What is needed: The answer must be one number: the count of lines in the data below that include "BoxShop".

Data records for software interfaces
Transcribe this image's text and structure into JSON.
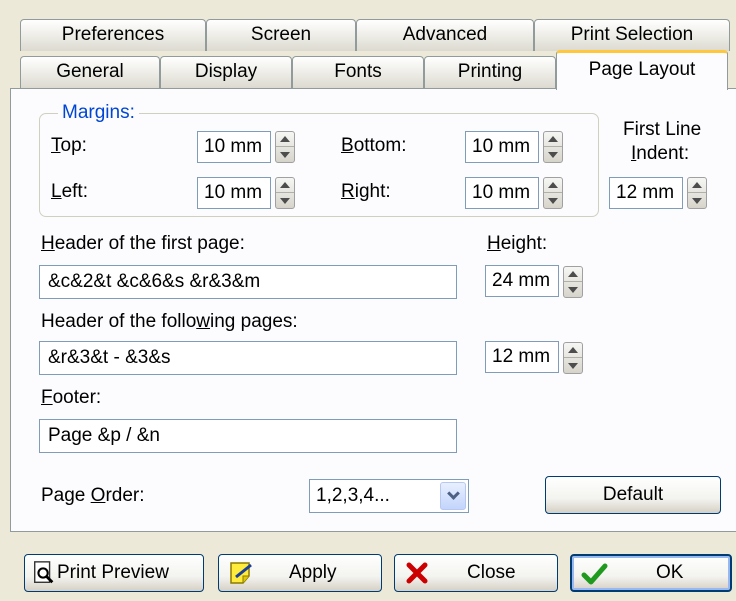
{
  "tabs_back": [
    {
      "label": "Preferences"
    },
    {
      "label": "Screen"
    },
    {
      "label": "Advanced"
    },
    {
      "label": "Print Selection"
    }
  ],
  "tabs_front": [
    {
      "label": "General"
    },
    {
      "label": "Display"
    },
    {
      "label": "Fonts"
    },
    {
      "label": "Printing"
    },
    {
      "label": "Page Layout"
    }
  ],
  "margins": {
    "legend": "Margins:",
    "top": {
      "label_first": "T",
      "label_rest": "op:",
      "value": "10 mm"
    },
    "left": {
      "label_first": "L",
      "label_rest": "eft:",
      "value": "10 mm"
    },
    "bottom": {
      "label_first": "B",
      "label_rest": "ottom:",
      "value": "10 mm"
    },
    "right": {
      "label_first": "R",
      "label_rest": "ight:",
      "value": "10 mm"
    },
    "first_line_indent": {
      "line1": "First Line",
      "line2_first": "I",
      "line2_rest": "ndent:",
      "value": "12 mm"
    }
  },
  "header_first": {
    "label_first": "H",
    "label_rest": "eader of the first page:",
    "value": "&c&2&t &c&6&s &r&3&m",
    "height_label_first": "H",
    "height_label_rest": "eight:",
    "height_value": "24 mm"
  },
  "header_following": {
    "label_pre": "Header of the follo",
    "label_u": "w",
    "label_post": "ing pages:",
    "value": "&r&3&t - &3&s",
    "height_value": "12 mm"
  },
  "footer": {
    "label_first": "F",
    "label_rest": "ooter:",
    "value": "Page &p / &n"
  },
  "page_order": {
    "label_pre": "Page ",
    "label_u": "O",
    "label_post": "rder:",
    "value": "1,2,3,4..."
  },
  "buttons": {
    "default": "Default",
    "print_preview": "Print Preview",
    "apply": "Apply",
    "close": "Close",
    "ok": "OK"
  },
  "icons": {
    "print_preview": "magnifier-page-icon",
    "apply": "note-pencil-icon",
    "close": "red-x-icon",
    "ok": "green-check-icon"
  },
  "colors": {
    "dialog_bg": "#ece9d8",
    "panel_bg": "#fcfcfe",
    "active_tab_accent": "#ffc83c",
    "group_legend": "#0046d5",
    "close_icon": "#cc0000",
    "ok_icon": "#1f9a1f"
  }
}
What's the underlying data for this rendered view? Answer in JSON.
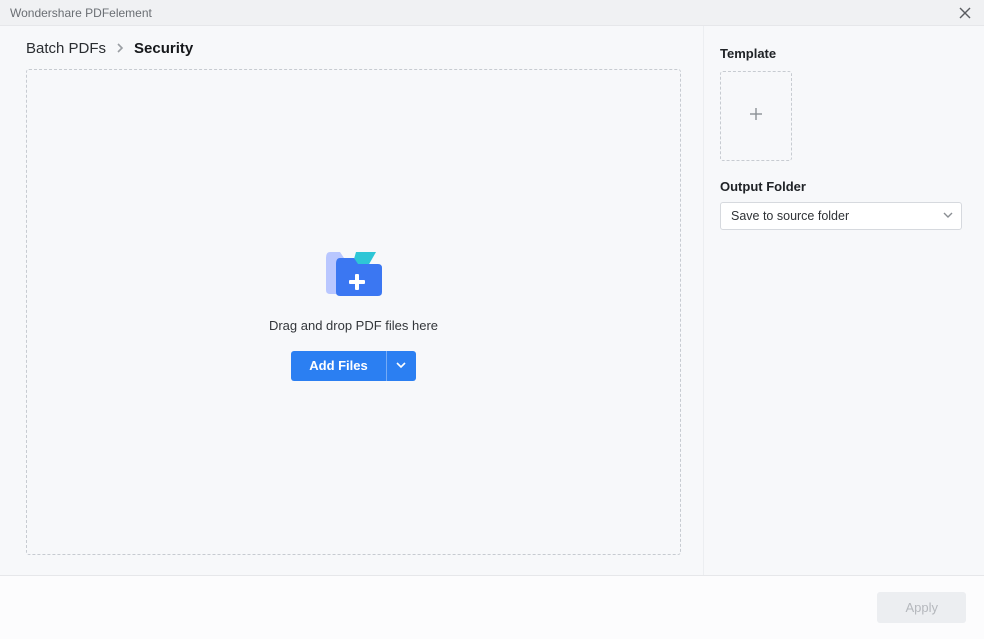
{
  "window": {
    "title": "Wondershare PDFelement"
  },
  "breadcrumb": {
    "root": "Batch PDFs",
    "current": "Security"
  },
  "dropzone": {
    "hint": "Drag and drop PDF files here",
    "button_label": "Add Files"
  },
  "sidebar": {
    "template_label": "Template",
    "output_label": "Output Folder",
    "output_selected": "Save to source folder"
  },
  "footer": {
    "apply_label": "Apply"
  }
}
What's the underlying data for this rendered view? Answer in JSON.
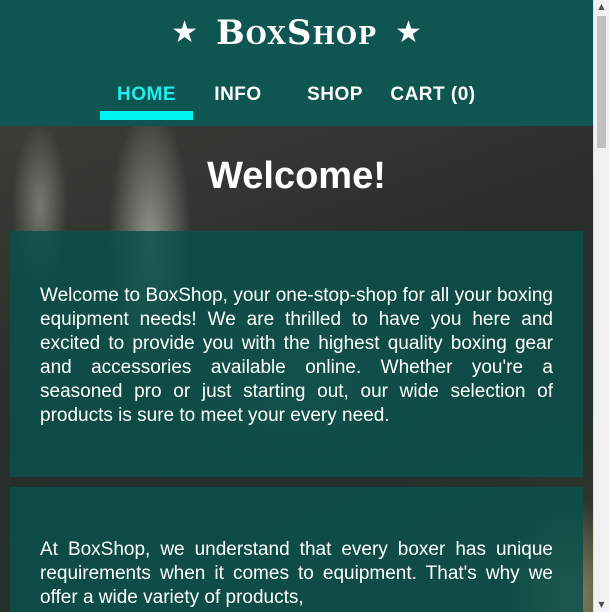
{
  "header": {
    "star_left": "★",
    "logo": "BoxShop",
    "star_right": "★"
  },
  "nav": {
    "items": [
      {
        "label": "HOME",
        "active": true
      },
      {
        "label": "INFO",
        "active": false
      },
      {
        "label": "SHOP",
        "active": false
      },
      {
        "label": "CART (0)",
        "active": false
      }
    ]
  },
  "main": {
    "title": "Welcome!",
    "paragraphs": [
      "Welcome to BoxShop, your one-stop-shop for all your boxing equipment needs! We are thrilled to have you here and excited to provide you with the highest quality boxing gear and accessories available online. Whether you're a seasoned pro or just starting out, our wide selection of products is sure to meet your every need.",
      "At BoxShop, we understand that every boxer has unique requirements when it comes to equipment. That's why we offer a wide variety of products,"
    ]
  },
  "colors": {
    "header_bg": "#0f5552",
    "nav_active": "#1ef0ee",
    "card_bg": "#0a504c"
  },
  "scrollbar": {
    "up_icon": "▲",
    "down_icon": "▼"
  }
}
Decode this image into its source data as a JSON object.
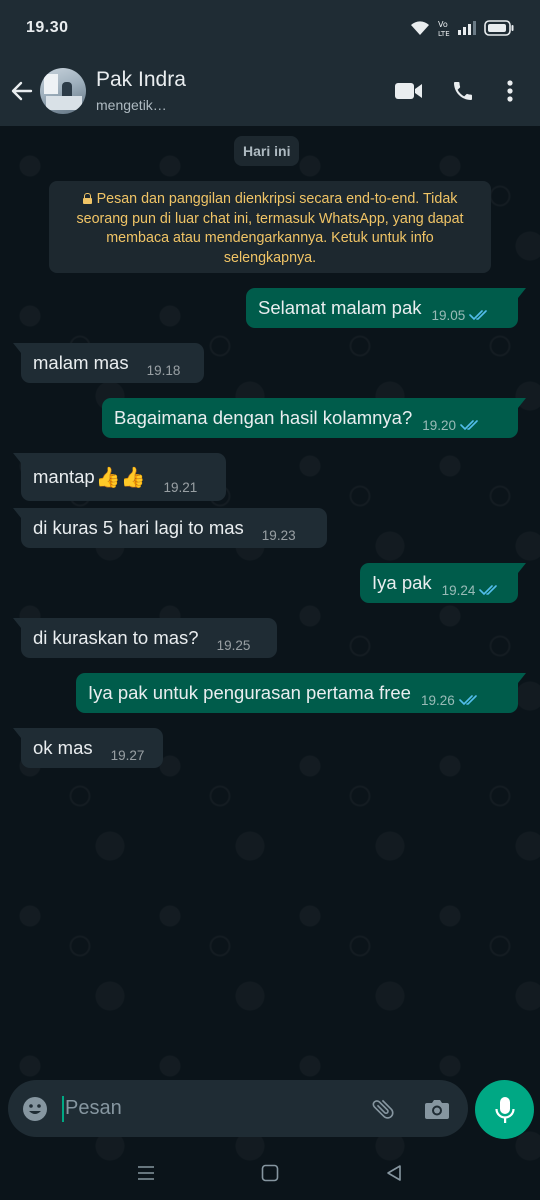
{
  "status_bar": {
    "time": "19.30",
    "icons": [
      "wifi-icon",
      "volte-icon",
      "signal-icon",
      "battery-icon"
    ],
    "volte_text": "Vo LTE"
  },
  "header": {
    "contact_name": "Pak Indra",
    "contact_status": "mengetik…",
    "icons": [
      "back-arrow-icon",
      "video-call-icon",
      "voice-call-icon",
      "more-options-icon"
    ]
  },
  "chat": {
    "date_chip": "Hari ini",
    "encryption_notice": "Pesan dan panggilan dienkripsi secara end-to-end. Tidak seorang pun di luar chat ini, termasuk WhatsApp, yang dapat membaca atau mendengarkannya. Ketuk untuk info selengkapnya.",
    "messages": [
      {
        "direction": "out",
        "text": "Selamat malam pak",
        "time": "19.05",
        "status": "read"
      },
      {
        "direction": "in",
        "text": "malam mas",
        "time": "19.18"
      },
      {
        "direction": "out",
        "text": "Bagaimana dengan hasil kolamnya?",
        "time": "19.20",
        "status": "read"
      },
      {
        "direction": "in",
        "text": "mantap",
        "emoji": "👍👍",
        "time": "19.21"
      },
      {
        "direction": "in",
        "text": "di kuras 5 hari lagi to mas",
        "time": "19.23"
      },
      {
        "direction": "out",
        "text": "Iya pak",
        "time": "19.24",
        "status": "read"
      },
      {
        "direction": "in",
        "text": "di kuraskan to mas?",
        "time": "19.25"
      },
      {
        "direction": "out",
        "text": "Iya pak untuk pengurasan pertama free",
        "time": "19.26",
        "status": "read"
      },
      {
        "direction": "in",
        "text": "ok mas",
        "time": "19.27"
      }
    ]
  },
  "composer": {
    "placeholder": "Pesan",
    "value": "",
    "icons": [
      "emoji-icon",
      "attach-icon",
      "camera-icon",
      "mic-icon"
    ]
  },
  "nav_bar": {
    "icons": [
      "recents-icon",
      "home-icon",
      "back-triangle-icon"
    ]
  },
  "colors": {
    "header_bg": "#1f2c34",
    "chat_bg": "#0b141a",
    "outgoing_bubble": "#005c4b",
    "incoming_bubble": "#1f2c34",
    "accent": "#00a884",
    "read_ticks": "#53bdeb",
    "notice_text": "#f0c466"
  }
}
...
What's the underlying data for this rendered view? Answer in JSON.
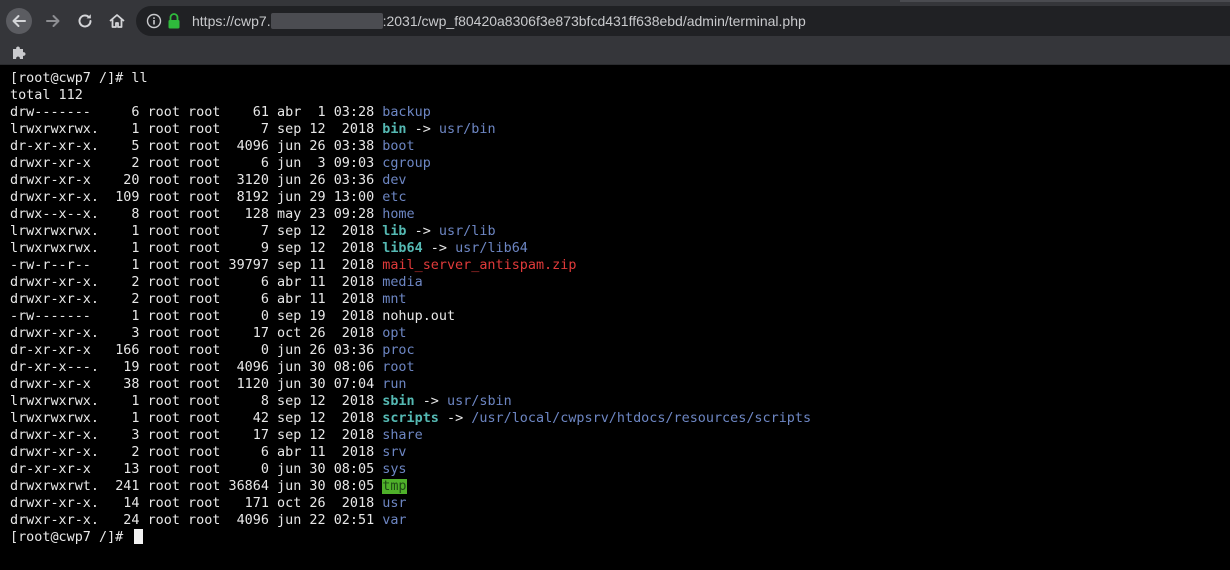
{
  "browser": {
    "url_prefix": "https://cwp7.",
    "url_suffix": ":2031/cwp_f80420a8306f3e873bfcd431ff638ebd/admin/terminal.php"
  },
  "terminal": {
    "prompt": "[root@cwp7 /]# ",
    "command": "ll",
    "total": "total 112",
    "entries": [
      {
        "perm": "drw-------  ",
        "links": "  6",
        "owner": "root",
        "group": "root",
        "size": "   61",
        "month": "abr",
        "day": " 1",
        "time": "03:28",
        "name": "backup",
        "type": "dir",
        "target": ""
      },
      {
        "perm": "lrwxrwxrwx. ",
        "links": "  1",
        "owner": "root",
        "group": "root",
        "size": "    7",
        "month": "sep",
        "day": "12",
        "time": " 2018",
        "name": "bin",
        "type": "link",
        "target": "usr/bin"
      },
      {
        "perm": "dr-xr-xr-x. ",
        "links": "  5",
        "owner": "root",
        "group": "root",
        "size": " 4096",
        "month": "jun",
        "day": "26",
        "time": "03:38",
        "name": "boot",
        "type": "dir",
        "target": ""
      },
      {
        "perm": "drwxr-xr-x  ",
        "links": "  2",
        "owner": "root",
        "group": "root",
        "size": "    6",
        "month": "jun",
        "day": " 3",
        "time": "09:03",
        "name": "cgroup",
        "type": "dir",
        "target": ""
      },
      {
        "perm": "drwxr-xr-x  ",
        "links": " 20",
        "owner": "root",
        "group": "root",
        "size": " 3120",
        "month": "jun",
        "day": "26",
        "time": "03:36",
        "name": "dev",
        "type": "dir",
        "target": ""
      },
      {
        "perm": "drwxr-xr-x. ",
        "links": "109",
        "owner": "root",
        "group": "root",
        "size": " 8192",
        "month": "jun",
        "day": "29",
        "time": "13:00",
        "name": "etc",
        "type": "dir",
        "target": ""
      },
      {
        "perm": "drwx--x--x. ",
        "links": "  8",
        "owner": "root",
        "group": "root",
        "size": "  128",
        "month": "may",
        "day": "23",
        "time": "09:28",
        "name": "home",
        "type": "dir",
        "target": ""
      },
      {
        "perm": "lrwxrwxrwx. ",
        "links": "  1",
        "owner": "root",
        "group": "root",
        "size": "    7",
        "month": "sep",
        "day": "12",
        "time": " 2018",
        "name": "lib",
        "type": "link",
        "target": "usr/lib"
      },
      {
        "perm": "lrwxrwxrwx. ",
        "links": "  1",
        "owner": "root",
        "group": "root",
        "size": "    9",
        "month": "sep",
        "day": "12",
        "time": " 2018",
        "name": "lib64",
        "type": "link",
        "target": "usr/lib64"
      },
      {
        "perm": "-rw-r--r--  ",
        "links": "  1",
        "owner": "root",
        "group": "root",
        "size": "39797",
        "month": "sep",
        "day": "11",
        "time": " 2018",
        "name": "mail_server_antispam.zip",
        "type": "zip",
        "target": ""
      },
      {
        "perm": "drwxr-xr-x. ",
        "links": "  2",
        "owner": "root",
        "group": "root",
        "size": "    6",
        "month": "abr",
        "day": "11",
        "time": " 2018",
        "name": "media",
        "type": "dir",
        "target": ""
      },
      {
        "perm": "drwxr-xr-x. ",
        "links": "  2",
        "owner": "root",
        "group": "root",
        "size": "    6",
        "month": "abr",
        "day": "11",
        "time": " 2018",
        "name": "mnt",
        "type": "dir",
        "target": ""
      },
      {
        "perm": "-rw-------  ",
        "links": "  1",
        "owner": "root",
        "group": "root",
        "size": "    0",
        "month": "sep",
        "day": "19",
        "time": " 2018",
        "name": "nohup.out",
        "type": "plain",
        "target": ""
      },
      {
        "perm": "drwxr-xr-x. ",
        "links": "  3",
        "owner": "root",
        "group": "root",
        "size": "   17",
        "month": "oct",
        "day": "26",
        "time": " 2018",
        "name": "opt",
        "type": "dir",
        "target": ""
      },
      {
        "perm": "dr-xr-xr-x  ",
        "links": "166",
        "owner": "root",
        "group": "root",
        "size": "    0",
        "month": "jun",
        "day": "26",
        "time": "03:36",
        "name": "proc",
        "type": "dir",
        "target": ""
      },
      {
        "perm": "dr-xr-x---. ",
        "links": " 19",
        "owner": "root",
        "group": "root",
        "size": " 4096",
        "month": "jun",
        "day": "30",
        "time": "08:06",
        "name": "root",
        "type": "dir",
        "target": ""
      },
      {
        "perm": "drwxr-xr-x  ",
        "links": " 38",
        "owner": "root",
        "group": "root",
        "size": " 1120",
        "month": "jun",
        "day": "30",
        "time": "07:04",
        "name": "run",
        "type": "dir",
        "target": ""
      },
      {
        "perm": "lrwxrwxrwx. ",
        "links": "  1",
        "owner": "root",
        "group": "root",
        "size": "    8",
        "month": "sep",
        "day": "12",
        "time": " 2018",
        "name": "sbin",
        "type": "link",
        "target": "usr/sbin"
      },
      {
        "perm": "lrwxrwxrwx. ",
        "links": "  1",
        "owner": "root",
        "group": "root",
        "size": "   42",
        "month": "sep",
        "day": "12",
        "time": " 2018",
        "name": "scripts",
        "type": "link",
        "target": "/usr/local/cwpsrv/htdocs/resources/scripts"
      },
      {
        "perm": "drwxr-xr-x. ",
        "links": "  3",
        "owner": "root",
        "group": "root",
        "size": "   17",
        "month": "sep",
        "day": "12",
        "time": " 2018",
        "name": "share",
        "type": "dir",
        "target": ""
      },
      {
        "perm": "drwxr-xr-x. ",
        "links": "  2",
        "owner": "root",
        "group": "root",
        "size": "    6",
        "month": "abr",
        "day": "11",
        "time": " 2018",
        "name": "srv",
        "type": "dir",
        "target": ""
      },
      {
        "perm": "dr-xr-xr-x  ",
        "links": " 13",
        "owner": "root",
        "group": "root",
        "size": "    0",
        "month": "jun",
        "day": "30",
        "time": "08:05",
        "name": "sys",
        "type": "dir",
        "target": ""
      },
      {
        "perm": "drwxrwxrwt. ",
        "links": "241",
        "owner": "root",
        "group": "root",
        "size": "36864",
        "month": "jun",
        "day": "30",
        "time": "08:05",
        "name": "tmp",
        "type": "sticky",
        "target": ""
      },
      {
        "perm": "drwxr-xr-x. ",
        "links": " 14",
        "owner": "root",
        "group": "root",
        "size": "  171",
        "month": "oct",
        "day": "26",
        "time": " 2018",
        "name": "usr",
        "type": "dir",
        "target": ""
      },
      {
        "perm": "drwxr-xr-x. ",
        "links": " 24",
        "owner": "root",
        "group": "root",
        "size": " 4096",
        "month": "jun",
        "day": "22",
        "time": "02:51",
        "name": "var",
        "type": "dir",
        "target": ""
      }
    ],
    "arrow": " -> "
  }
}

Your response: 3